Task details:
Copy each line below in which the word "bash" occurs.

Data to examine Start Marker

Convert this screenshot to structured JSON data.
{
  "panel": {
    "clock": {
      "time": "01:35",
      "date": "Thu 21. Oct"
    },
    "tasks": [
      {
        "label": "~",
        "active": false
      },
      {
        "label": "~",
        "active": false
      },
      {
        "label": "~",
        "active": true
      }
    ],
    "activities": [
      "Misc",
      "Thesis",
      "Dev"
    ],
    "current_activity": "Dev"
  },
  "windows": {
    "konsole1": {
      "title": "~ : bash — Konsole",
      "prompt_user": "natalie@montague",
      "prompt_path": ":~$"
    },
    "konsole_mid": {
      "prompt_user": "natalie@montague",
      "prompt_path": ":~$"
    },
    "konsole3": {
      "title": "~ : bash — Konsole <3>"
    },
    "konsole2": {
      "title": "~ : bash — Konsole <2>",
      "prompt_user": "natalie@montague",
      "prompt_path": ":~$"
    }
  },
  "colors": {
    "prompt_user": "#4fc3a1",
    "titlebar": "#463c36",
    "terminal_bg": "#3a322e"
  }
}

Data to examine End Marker

Solution below:
      "title": "~ : bash — Konsole",
      "title": "~ : bash — Konsole <3>"
      "title": "~ : bash — Konsole <2>",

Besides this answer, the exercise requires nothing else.